I don’t really remember what I was trying to work on. I remember that I was yelling.
“Ithilien! ITHILIEN! STOP! YOU ARE BREAKING IT!”
I snatched the plastic unicorn out of my 4-year-old’s hand and knelt down to bring us face-to-face.
“Ithilien! You broke my table! Why would you do that?”
Of course he didn’t know. I know, because he’s four, that probably what happened was that he was fascinated by the deep pockmarks the unicorn’s horn left in the wood as he banged it down again and again on the surface of my studio cutting table. He had tried it the first time to see what would happen, and the second time to see if it would happen again, and before he knew it there were 11 deep, short scratches in the table surface and I was yelling at him.
He made the grinch face. You know, the one where his upper lip goes V-shaped over his sucked-in lower lip. His eyes filled with tears.
“You scared me, Mommy!”
Why would you do that?
We’re still a few years from him articulating the second question for himself, but I have an active imagination.
I held him close in a hug.
“Oh honey, I know. I’m sorry I yelled. I should have been gentle and kind with my voice.”
We looked at the table and at the unicorn’s horn, now scraped clear of painted finish. I explained that I need the table for working on, and that I want him to respect my things. We talked about how sometimes people yell because they are angry or to get somebody’s attention if people or things are in danger, but it’s better to use a gentle and kind voice to talk to somebody, especially somebody you love.

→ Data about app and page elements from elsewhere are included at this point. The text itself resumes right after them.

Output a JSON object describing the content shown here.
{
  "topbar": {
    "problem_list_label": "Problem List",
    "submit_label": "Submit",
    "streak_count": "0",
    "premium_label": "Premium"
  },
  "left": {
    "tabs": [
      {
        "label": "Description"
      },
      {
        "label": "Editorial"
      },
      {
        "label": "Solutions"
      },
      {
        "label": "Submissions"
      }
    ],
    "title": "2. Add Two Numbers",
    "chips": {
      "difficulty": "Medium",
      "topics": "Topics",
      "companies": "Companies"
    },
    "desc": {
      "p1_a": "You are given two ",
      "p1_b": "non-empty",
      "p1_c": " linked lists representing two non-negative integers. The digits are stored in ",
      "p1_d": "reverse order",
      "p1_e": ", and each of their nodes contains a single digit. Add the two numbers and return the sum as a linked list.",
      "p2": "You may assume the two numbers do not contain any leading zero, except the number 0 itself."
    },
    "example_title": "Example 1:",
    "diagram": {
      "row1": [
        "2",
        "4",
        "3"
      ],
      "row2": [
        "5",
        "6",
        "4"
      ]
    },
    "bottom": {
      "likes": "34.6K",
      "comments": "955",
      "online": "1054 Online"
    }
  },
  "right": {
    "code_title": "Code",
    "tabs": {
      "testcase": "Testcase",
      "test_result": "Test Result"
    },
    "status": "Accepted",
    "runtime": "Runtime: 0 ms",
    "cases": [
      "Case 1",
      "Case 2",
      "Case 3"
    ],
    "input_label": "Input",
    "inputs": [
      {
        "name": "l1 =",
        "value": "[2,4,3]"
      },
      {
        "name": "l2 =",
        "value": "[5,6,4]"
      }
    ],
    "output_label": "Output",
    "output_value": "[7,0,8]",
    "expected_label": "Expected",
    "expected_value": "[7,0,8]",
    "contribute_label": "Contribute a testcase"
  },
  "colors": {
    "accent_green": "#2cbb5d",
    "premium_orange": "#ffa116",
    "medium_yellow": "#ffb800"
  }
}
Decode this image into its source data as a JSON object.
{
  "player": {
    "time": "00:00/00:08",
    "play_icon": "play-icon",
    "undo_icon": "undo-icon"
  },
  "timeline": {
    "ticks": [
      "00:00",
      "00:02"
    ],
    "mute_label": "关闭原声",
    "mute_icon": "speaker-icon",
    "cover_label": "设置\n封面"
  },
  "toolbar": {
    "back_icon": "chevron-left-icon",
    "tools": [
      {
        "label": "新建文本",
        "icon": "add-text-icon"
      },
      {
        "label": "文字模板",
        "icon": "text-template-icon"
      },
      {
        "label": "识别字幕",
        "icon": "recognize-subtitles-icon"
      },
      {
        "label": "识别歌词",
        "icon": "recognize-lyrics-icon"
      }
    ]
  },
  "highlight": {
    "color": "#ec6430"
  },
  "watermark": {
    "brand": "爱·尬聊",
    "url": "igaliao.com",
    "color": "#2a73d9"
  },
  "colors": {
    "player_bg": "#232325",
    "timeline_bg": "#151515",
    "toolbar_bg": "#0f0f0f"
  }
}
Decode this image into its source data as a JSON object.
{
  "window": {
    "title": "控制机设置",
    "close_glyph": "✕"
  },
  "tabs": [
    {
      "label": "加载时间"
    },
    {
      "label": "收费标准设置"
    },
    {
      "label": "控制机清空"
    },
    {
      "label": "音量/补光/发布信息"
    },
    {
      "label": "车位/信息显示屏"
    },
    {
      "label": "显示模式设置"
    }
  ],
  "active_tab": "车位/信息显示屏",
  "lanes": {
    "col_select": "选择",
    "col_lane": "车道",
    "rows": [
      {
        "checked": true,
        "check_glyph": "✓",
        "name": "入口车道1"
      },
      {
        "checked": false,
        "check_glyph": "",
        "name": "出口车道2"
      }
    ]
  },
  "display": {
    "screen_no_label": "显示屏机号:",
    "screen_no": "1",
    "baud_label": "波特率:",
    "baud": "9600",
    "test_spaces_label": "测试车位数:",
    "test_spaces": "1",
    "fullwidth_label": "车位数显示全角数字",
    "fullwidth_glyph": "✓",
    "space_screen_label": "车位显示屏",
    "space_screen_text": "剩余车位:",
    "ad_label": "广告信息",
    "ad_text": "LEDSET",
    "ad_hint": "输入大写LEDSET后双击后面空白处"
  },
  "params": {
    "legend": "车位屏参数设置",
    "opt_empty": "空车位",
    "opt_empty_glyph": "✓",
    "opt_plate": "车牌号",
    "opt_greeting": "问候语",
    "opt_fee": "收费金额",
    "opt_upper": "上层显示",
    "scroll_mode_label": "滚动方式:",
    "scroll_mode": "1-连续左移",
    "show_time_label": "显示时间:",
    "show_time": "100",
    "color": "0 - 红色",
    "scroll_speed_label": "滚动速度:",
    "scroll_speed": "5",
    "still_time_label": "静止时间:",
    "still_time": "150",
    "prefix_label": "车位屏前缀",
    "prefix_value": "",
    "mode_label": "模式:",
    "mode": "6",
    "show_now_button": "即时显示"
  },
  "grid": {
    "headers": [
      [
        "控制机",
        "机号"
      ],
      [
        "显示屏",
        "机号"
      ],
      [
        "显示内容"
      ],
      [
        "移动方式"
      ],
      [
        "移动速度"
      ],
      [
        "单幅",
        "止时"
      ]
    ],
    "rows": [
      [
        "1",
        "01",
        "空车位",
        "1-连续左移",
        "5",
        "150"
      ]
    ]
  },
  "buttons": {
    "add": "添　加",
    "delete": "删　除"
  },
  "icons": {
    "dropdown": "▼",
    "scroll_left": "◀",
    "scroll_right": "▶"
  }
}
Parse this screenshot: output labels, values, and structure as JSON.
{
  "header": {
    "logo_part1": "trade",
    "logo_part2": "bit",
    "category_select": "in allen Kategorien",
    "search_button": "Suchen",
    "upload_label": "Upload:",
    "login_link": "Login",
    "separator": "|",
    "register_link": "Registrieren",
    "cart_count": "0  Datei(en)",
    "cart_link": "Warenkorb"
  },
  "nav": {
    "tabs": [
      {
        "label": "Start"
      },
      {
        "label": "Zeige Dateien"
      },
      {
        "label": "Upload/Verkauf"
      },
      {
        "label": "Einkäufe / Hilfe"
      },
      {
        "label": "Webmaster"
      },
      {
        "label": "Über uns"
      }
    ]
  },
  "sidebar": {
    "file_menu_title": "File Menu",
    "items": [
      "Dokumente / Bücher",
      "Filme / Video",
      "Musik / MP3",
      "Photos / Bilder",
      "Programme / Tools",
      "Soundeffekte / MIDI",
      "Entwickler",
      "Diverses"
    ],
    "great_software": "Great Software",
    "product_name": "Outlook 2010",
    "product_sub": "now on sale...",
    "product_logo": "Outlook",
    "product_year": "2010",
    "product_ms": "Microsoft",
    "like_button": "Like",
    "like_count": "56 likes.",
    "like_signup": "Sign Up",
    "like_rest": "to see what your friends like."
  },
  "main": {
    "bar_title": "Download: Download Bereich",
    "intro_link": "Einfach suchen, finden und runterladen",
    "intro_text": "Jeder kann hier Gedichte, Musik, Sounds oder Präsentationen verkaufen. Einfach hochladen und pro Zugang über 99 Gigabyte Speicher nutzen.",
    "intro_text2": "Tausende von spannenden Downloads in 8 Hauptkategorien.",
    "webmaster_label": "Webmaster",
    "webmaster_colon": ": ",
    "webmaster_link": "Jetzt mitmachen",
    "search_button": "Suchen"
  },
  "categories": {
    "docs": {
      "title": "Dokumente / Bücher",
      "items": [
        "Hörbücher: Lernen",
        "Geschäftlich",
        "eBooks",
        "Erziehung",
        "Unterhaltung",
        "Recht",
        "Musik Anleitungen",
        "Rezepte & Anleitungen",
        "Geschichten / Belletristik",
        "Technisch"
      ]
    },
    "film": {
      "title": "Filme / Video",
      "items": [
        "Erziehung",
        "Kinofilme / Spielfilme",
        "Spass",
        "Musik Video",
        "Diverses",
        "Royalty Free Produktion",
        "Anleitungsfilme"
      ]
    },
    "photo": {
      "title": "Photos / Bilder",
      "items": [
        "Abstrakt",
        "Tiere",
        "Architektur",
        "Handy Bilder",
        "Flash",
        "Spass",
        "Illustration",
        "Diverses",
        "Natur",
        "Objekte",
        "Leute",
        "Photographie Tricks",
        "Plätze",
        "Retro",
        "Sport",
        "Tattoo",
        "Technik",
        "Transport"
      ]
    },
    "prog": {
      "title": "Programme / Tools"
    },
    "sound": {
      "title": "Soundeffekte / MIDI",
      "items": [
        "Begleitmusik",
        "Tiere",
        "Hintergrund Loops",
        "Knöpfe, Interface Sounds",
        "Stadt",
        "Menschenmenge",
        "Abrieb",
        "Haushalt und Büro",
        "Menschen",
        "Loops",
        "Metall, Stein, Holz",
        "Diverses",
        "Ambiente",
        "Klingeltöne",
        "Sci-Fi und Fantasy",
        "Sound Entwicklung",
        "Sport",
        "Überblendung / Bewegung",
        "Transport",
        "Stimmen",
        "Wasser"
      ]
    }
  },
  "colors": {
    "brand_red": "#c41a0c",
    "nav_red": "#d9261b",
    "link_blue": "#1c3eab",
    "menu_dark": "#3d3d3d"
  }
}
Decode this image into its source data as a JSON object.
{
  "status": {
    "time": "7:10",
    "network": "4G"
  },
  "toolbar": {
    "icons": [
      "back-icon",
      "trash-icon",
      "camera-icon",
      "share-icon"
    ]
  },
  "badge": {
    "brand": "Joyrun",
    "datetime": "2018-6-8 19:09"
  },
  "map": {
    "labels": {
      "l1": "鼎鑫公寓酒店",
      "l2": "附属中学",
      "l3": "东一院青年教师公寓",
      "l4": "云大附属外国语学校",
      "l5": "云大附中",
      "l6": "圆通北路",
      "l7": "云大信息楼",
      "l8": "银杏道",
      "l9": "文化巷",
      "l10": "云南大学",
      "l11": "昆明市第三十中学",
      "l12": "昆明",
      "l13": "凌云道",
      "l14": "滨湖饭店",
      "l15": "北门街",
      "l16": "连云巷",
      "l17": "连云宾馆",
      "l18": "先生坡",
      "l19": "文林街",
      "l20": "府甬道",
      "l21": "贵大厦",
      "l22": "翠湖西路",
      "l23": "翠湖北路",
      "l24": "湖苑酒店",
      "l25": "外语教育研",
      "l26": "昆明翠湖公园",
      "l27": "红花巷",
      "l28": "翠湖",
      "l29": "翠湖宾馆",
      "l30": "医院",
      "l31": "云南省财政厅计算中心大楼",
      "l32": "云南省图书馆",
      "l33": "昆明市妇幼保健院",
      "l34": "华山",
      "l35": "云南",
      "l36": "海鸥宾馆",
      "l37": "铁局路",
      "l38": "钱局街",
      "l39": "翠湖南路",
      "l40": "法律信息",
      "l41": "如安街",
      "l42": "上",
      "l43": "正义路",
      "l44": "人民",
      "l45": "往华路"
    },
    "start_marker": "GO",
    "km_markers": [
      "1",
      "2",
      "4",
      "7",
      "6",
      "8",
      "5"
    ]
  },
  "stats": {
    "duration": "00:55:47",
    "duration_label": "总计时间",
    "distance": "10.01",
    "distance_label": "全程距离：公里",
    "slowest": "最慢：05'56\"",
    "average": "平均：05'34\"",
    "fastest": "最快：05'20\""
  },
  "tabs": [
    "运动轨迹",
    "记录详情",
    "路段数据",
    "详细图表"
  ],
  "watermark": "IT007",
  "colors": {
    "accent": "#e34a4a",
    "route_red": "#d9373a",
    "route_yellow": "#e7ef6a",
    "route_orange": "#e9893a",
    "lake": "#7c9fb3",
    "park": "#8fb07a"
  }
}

And then I got down the jar of walnuts and we rubbed one into the scratches. We talked about how most things can be fixed, but when you fix things they’re never really the same as they were before– that’s one of the Big Lessons we try to instill in our children from birth.
I asked his forgiveness for scaring him by yelling when I could have used a gentle voice. I said his name with love and care, the way he deserves.
And I’m trying to have faith that he meant it when he said he forgave me, but I know that nothing is quite the same after you fix it as it was before it was broken. Just like my table, with its now nearly-imperceptible unicorn-horn scratches.
We are all learning. To be better, kinder people. To think before we act. And making mistakes is part of learning.
What matters is that we learn from mistakes and practice becoming the way we want to be. What matters is that we know that walnut oil is a great fix for scratched tables, and a hug and an apology goes a long way to setting a relationship back on track.
Because most things can be fixed. You just have to want to fix it and to know how to begin.
Amazing grace, indeed.